          window top
            void
        section "comment"
          void
    eol
    button "Edit" key "alt e" stretch help "Edit an existing order"
      window top
        input "Order ID: " (ovar Str eid) focus true
        section "comment"
          void
        button "Edit" key "alt e"
          if not (exists shop_database:data:order:eid)
            section_overwrite "comment"
              eol
              text "There is no '"+eid+"' order !"
          else
            url_call "order/"+eid
        button "Cancel" key "escape"
          window top
            void
        section "comment"
          void
    eol
    button "Exit" key "alt x" stretch
      url_return
  window main
    title "Shopping sample database"
  window bottom
    section "help"
      void

When reading the following explainations, you are assumed to be mastering the Pliant UI (user interface) basic concepts introduced in other articles about the UI.

The homepage of the sample database user interface is defined by:

ui_path "/pliant/sample/shop1/menu"
   ...

If you are using a single Pliant process for the server and the client, you should be abble to connect the sample database using loopback:/pliant/sample/shop1/menu URL. How to properly map URLs to modules when using a different process, or a different computer, for the client and the server, and maybe even using a standard web browser for the client, is outside the scope of this article. Only the configuration files and final URL would change, not the code.

Then, each order is mapped to an URL so that it could be accessed directly from another application through a link. In the single process configuration, the URL for order 'o1' would be:
loopback:/pliant/sample/shop1/order/o1
The mapping, and code for editing an order is provided by:

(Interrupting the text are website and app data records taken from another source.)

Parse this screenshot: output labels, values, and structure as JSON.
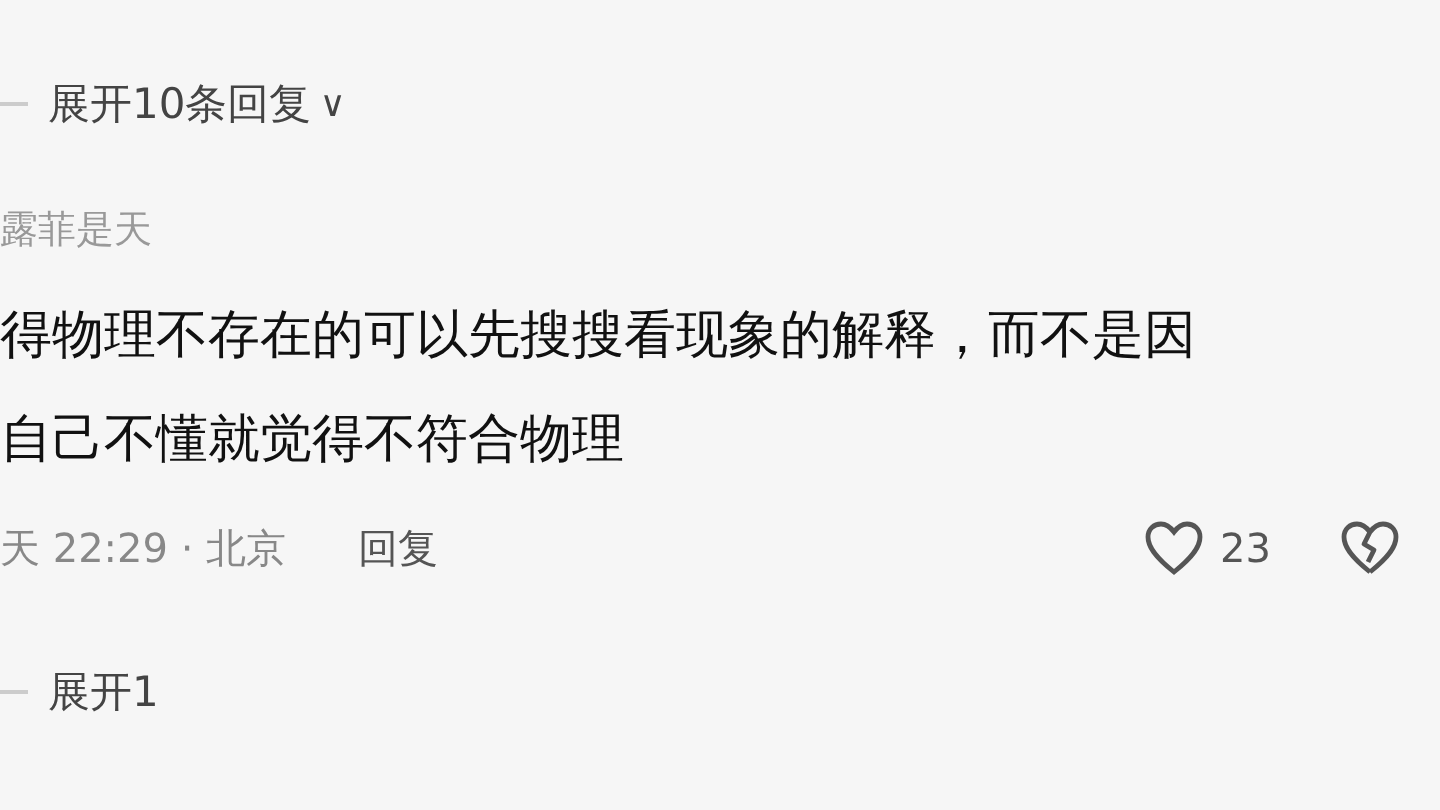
{
  "expand_top": {
    "label": "展开10条回复",
    "caret": "∨"
  },
  "comment": {
    "author": "露菲是天",
    "lines": [
      "得物理不存在的可以先搜搜看现象的解释，而不是因",
      "自己不懂就觉得不符合物理"
    ],
    "time": "天 22:29 · 北京",
    "reply": "回复",
    "likes": "23",
    "liked": false
  },
  "expand_bottom": {
    "label": "展开1"
  }
}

ui_path "/pliant/sample/shop1/order/"
  ...

More on records keys and scanning

'each' instruction is used to scan all the records in a table or subtable. In the first sample, we wrote:

each a o:article
   ...

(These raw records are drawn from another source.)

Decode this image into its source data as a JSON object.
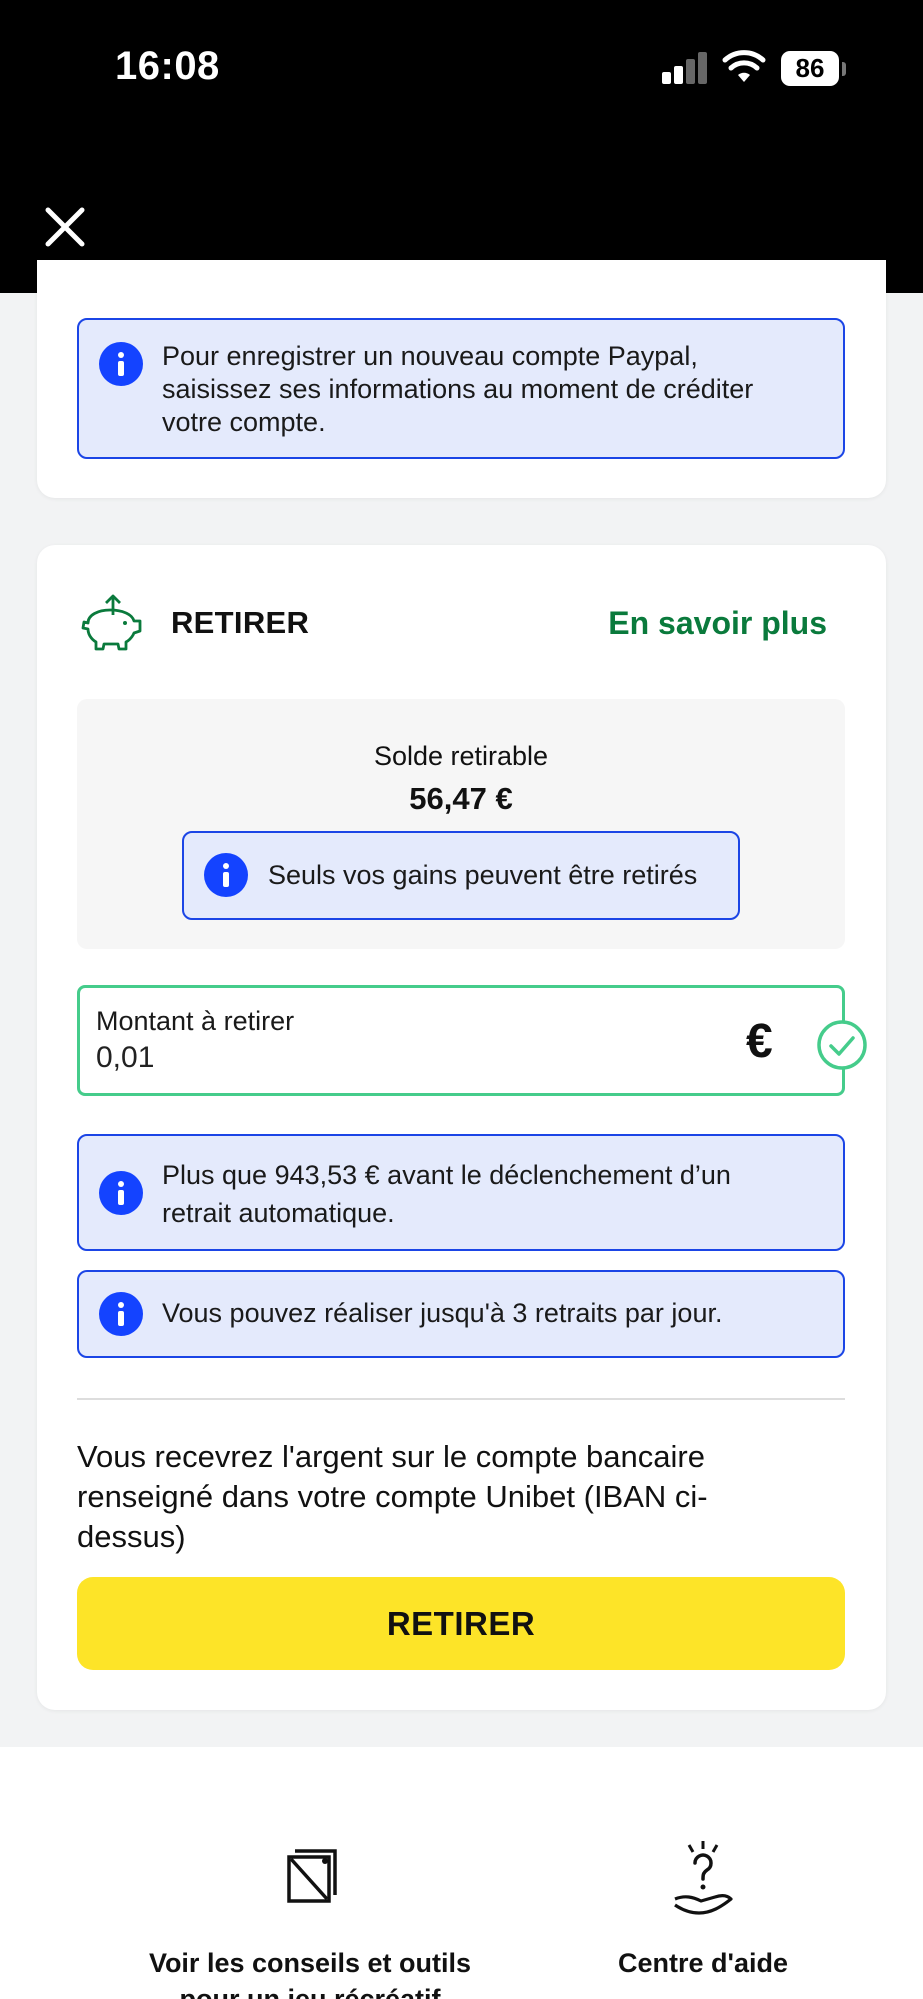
{
  "status_bar": {
    "time": "16:08",
    "battery": "86",
    "icons": [
      "signal-icon",
      "wifi-icon",
      "battery-icon"
    ]
  },
  "header": {
    "close_icon": "close-icon"
  },
  "paypal_info": {
    "text_lines": [
      "Pour enregistrer un nouveau compte Paypal,",
      "saisissez ses informations au moment de créditer",
      "votre compte."
    ]
  },
  "withdraw": {
    "title": "RETIRER",
    "learn_more": "En savoir plus",
    "balance_label": "Solde retirable",
    "balance_value": "56,47 €",
    "balance_info": "Seuls vos gains peuvent être retirés",
    "amount_label": "Montant à retirer",
    "amount_value": "0,01",
    "currency": "€",
    "auto_withdraw_lines": [
      "Plus que 943,53 € avant le déclenchement d’un",
      "retrait automatique."
    ],
    "limit_info": "Vous pouvez réaliser jusqu'à 3 retraits par jour.",
    "notice_lines": [
      "Vous recevrez l'argent sur le compte bancaire",
      "renseigné dans votre compte Unibet (IBAN ci-",
      "dessus)"
    ],
    "button_label": "RETIRER"
  },
  "footer": {
    "tools_lines": [
      "Voir les conseils et outils",
      "pour un jeu récréatif"
    ],
    "help_label": "Centre d'aide"
  },
  "colors": {
    "accent_green": "#0a7a3c",
    "info_blue": "#1443ff",
    "info_bg": "#e4eafc",
    "button_yellow": "#fde428",
    "field_border": "#45cc8b"
  }
}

The first parameter (here 'a') provided to each is an identifier that will automatically declare a local variable which is a data pointer to a record of the scanned table or subtable (here Data:Order).
All records are associated with a unique key (the key data type is always Str), and 'each' will scan records in the ascending order of key.

When we have a pointer to a record, we can get the associated key with 'keyof':

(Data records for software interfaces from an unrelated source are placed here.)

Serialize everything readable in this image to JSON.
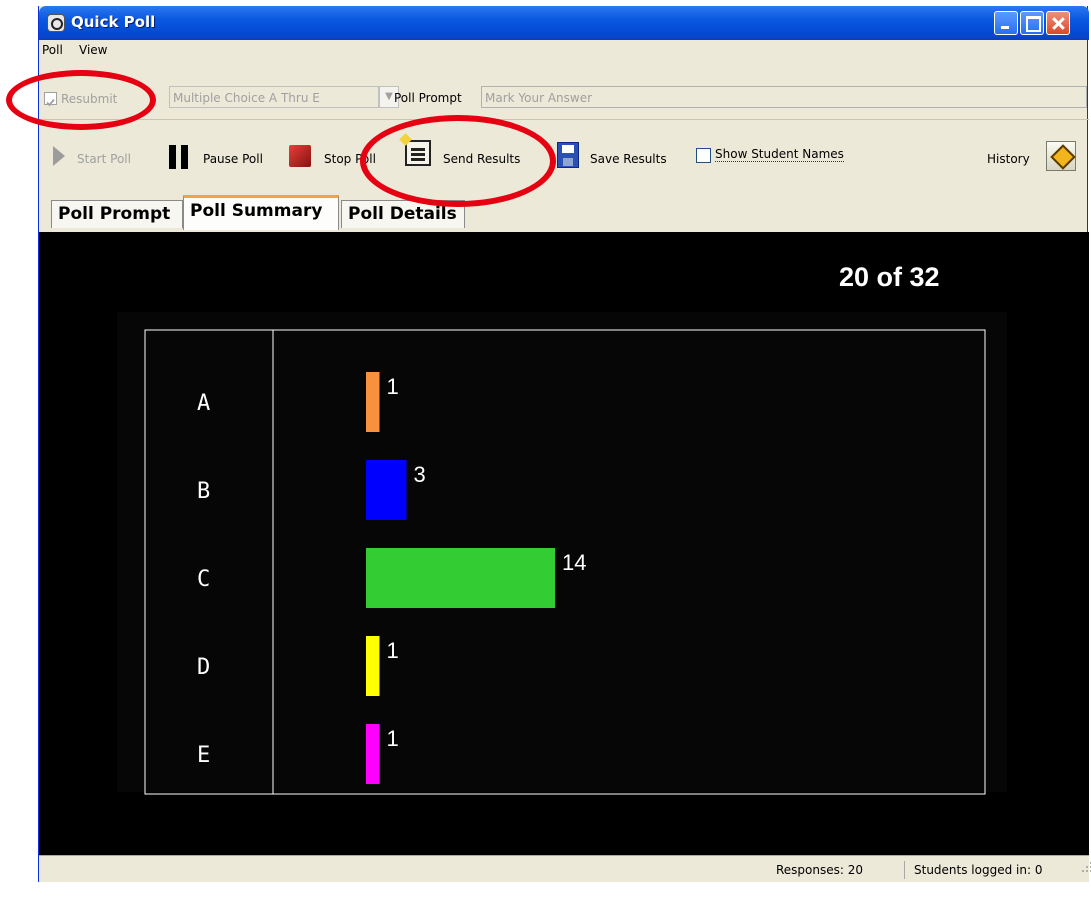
{
  "window": {
    "title": "Quick Poll"
  },
  "menu": [
    "Poll",
    "View"
  ],
  "options": {
    "resubmit_label": "Resubmit",
    "question_type": "Multiple Choice A Thru E",
    "poll_prompt_label": "Poll Prompt",
    "poll_prompt_placeholder": "Mark Your Answer"
  },
  "toolbar": {
    "start": "Start Poll",
    "pause": "Pause Poll",
    "stop": "Stop Poll",
    "send": "Send Results",
    "save": "Save Results",
    "show_names": "Show Student Names",
    "history": "History"
  },
  "tabs": [
    "Poll Prompt",
    "Poll Summary",
    "Poll Details"
  ],
  "summary": {
    "count": "20 of 32"
  },
  "chart_data": {
    "type": "bar",
    "orientation": "horizontal",
    "categories": [
      "A",
      "B",
      "C",
      "D",
      "E"
    ],
    "values": [
      1,
      3,
      14,
      1,
      1
    ],
    "colors": [
      "#f7913d",
      "#0000ff",
      "#33cc33",
      "#ffff00",
      "#ff00ff"
    ],
    "xlim": [
      0,
      14
    ],
    "grid": false
  },
  "status": {
    "responses": "Responses: 20",
    "logged_in": "Students logged in: 0"
  }
}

each a o:article
  console keyof:a eol

The key associated with each record in a table or subtable cannot be changed. This is a serious limitation of Pliant database engine over the relational model. There would be no difficulty to implement the ability to change the key associated with a record, but it would not be a good idea. Changing the key works great on a closed database single server configuration, but is a nightmare in a multi servers configuration. So, Pliant code does not provide the feature so that people are forced to cope with the contrain at database planification time (early in the process) rather than having to cope with it when the project get's large and a lot of code is already written and needing the feature.
In facts, if we allow the key associated to a record to be changed, then in the end, it will lead to creating a second key, fixed, that will be hidden but used internally to keep consistency. The result would be the need for a large dictionary of all keys of currently loaded database records, so that the application level key that can be changed would be not much more that a field in the record in facts.
So, if your application makes it mandatory to have a key that can be changed, just store it as a field in the record. Also it might have serious impact on performances since Pliant database engine is too naive to silently create secondary indexes like SQL engines do, with a bit of extra code, it should be possible to cope with it, also this belongs to the advanced article about using Pliant databases, so I stop the explaination here at the moment.

'each' can have two extra options, 'filter' and 'sort':

each o shop_database:data:order filter o:delivered=undefined sort o:ordered
  ...

here, 'filter' is used to skip all orders that have already been delived (the delivery timestamp is defined) and 'sort' is used to scan records according to the order confirmation date as opposed to scanning according to order key.